◆ EXERCISE INSTRUCTIONS ◆
Wherever "Thursday" occurs in the entries, copy the line that holds it.
====
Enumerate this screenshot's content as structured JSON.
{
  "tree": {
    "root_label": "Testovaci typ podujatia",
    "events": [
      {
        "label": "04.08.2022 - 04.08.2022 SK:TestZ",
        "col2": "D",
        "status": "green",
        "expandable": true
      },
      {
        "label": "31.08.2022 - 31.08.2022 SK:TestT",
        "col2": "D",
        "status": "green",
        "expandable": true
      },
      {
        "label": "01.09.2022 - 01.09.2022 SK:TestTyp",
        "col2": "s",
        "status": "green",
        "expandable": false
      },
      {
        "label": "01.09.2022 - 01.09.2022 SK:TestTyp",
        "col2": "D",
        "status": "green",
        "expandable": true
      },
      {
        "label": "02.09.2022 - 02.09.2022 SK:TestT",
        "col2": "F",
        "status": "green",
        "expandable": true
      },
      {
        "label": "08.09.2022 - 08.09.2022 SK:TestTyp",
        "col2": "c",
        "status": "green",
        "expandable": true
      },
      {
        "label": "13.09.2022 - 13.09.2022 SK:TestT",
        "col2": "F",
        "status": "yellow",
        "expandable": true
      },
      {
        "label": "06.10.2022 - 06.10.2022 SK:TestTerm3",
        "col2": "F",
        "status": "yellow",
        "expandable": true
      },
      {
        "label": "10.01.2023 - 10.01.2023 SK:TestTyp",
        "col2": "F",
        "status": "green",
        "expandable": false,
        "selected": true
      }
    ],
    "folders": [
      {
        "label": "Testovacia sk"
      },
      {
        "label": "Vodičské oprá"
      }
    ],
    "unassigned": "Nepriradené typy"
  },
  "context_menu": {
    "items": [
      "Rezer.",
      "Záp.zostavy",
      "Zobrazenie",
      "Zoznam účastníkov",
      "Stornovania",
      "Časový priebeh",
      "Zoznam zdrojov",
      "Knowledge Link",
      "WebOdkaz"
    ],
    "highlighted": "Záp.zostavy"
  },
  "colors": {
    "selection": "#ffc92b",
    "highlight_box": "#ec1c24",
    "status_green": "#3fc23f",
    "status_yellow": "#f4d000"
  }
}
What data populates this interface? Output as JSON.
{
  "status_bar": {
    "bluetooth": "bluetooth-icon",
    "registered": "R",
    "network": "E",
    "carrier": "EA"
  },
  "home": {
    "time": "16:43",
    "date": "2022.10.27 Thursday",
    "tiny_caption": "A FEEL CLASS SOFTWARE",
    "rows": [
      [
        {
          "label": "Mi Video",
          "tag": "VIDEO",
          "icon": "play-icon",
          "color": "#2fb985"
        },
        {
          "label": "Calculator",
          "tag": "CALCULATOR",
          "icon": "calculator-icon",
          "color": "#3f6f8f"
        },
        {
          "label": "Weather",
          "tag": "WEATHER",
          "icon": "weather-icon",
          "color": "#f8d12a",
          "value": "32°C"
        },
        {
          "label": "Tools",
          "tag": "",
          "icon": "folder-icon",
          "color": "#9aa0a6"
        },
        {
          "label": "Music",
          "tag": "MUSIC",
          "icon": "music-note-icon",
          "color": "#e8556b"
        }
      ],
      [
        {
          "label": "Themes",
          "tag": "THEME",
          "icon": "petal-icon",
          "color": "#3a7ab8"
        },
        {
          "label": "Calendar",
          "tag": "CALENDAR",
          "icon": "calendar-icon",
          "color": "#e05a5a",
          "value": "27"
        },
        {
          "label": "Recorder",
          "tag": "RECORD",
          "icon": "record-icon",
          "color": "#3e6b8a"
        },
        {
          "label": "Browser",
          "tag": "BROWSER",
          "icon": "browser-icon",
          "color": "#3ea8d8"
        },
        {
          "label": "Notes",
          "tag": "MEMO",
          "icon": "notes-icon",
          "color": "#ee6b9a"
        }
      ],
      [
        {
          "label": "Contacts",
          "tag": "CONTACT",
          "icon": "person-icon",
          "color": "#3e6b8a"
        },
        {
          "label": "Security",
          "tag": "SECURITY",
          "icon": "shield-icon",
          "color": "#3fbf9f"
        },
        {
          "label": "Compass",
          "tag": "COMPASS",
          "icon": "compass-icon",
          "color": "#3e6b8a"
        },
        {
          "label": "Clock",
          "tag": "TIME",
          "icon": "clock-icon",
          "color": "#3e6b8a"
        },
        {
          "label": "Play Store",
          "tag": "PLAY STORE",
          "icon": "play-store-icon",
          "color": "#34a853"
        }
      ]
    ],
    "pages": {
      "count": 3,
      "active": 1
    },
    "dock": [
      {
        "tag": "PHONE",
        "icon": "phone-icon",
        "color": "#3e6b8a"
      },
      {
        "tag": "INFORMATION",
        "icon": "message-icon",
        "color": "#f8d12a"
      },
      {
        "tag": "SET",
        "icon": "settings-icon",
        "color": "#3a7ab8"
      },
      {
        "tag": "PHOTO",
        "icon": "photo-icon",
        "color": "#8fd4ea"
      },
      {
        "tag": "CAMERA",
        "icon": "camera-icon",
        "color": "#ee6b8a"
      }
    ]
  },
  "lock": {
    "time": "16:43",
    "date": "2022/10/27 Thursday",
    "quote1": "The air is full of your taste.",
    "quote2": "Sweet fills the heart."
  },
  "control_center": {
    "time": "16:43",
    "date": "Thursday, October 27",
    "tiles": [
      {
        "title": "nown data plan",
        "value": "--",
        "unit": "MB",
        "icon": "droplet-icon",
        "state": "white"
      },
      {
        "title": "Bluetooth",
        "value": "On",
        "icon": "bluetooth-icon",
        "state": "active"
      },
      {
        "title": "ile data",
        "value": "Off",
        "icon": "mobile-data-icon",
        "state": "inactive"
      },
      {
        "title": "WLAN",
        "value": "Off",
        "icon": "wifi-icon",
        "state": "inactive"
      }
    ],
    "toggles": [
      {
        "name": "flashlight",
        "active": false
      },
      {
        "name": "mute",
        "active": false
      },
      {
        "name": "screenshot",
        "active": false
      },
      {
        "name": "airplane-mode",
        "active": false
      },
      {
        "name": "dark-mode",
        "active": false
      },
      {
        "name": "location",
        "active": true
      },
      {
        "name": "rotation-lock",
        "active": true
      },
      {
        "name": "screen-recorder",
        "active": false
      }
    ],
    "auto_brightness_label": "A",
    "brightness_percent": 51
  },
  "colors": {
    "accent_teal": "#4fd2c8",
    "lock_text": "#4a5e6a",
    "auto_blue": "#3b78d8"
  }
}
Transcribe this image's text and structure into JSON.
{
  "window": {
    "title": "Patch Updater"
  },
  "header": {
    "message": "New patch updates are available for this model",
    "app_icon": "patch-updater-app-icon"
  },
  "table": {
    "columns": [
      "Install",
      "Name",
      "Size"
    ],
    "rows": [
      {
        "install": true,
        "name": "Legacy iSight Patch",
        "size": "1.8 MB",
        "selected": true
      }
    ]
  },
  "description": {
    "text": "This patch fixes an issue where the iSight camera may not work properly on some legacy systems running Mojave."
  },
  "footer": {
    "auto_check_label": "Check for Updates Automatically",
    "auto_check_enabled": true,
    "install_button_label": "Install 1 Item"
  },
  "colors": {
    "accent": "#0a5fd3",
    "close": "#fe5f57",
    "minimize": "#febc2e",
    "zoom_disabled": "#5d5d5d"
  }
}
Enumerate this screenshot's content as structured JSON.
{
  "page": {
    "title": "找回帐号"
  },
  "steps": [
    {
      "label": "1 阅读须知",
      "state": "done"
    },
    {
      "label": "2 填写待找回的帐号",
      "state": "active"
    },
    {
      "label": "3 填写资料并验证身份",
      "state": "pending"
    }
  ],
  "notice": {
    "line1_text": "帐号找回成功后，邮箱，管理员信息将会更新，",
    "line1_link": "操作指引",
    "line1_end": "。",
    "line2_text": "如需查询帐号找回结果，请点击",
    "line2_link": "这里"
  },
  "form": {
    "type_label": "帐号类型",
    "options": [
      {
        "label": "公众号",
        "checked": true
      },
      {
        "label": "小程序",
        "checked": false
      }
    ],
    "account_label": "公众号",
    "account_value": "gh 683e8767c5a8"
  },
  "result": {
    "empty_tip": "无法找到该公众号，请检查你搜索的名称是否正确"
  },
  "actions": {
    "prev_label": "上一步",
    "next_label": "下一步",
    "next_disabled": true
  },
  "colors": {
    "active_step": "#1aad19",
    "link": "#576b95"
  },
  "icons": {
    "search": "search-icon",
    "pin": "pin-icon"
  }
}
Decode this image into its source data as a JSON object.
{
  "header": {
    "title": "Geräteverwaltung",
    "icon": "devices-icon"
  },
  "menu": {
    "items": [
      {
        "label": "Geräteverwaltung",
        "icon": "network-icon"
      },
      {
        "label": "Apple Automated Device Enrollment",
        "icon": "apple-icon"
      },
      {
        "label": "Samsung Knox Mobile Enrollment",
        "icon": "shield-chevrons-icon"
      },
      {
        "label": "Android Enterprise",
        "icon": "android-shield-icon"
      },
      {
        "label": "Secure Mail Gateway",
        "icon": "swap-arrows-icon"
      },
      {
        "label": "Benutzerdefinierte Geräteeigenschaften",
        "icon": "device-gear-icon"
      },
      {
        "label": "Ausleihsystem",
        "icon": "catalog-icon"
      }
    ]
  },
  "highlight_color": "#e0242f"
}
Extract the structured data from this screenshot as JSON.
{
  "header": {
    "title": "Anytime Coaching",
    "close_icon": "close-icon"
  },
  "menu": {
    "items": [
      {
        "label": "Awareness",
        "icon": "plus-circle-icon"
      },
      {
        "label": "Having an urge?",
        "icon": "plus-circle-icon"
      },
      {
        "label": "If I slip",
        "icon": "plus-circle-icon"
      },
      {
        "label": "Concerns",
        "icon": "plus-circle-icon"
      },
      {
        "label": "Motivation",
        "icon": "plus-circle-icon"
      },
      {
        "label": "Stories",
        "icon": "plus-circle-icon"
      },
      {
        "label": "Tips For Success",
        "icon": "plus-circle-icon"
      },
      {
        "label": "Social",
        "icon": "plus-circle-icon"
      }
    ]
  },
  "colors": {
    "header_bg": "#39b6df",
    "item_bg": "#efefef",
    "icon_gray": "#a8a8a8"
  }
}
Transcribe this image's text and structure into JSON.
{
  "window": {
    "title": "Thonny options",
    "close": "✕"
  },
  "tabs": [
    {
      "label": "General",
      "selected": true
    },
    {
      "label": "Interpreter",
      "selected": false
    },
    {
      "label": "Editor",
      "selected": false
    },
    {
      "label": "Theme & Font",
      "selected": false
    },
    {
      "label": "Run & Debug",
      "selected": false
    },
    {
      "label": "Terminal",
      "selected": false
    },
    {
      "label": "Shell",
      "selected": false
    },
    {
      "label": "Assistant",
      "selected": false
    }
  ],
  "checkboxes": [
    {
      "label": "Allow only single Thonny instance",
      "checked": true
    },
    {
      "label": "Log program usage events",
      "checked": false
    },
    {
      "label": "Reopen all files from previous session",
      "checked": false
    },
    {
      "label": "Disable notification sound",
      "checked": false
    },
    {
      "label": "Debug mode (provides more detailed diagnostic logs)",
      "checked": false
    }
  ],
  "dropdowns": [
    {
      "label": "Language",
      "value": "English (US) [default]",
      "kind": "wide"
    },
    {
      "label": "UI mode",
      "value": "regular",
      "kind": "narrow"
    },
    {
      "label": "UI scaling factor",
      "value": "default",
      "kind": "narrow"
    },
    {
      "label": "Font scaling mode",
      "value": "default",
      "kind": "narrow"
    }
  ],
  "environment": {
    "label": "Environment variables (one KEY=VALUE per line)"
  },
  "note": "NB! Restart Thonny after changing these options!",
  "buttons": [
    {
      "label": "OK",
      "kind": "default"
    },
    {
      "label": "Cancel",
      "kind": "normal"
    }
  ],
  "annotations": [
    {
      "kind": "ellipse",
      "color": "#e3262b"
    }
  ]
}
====
◆ ANSWER FOR THIS EXERCISE ◆
    "date": "2022.10.27 Thursday",
    "date": "2022/10/27 Thursday",
    "date": "Thursday, October 27",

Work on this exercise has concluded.